In the latest On the Square feature , William Doino Jr. reviews John Julius Norwich Absolute Monarchs: A History of the Papacy :

As one reads on, it becomes clear that Absolute Monarchs has no real interest in the popes, other than to mock or marginalize them, and rob them of their saving grace: their faith. “As far as possible,” writes Norwich, in an introduction, “I have tried to steer well clear of theology.” Then why write a history of the papacy at all? As Cambridge’s Eamon Duffy wryly remarked, “A history of the popes with most of the religion left out is a matter of some wonder.”

Norwich tips his hand early on when he tells us that papal history is “all too often stultifyingly boring.” Yes, to the sensationalist, ordinary goodness and decency are dull: what excites them most is scandal and sin, especially when high-ranking prelates are involved. Attracted to vice, rather than virtue, Norwich has produced a tabloid history of the papacy.

Also today, Leroy Huizenga on misunderstanding the Catholic view of the Eucharist :

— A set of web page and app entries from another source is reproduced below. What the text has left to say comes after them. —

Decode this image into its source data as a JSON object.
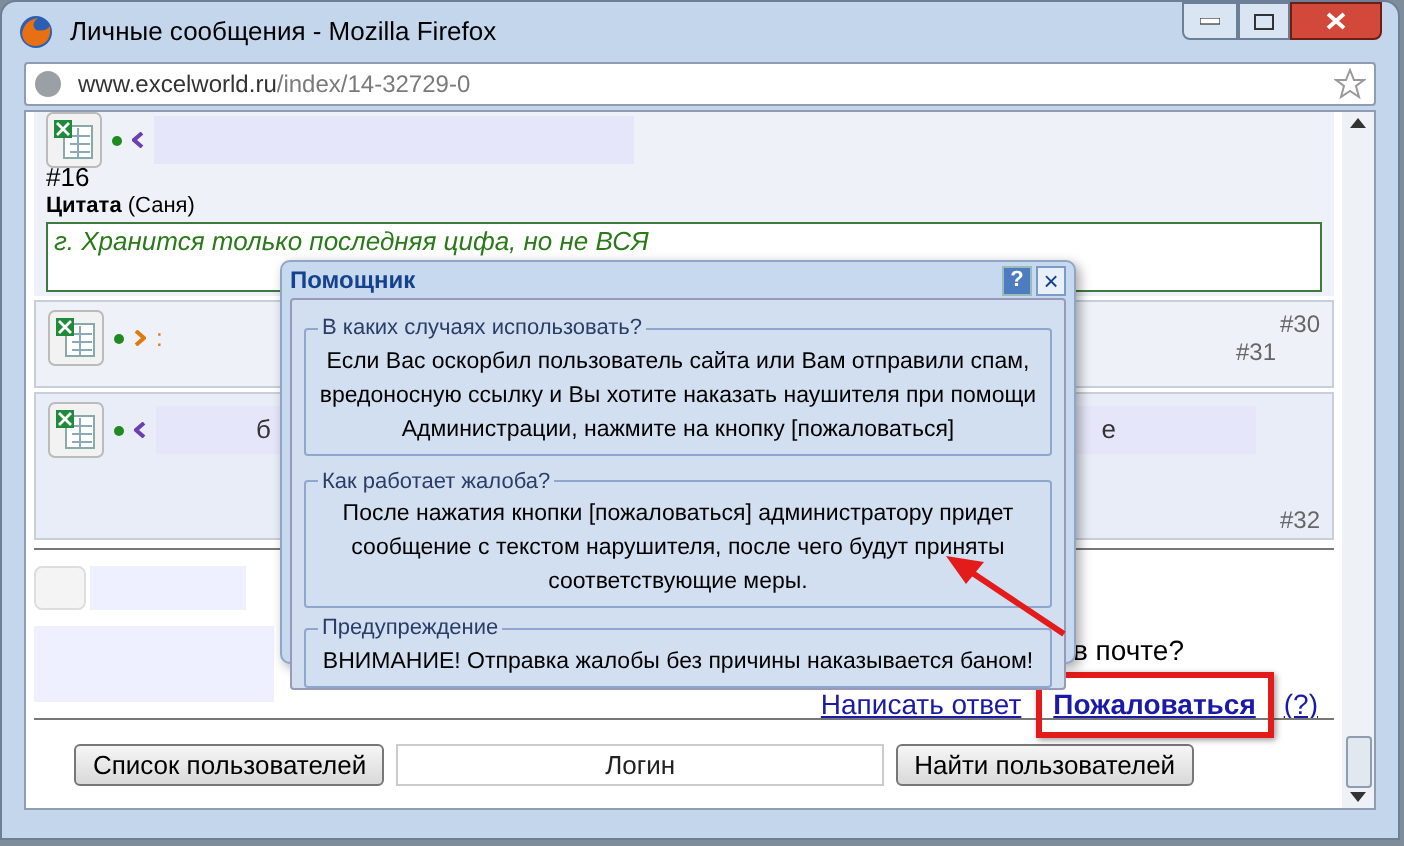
{
  "window": {
    "title": "Личные сообщения - Mozilla Firefox"
  },
  "address_bar": {
    "url_host": "www.excelworld.ru",
    "url_path": "/index/14-32729-0"
  },
  "posts": [
    {
      "kind": "incoming",
      "numbers": [
        "#16"
      ],
      "quote": {
        "label": "Цитата",
        "author": "(Саня)",
        "text": "г. Хранится только последняя цифа, но не ВСЯ"
      }
    },
    {
      "kind": "outgoing",
      "fragments": [
        ":"
      ],
      "numbers": [
        "#30",
        "#31"
      ]
    },
    {
      "kind": "incoming",
      "fragments": [
        "б",
        "е"
      ],
      "numbers": [
        "#32"
      ]
    }
  ],
  "reply_area": {
    "question": "в почте?",
    "links": [
      {
        "label": "Написать ответ",
        "highlighted": false
      },
      {
        "label": "Пожаловаться",
        "highlighted": true
      },
      {
        "label": "(?)",
        "highlighted": false
      }
    ]
  },
  "user_search": {
    "list_button": "Список пользователей",
    "login_field": {
      "placeholder": "Логин"
    },
    "find_button": "Найти пользователей"
  },
  "dialog": {
    "title": "Помощник",
    "help_button": "?",
    "close_button": "×",
    "sections": [
      {
        "legend": "В каких случаях использовать?",
        "text": "Если Вас оскорбил пользователь сайта или Вам отправили спам, вредоносную ссылку и Вы хотите наказать наушителя при помощи Администрации, нажмите на кнопку [пожаловаться]"
      },
      {
        "legend": "Как работает жалоба?",
        "text": "После нажатия кнопки [пожаловаться] администратору придет сообщение с текстом нарушителя, после чего будут приняты соответствующие меры."
      },
      {
        "legend": "Предупреждение",
        "text": "ВНИМАНИЕ! Отправка жалобы без причины наказывается баном!"
      }
    ]
  }
}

As a new Catholic, I’m beginning to wonder if the way we receive the Eucharist at Mass has served to undercut our particularly Catholic understanding of the Eucharist. Lex orandi lex credendi, after all. Liturgy teaches. A Pew survey of religious knowledge taken last year discovered that 45 percent of Catholics “do not know that their church teaches that the bread and wine used in Communion do not merely symbolize but actually become the body and blood of Christ.” (Of course, regular mass-goers seem better informed.) And of course the liturgy does more than just teach, as if religion were merely a matter of propositional doctrine; liturgy ought also inspire deep reverence for the Eucharist, because, again, we believe it’s God.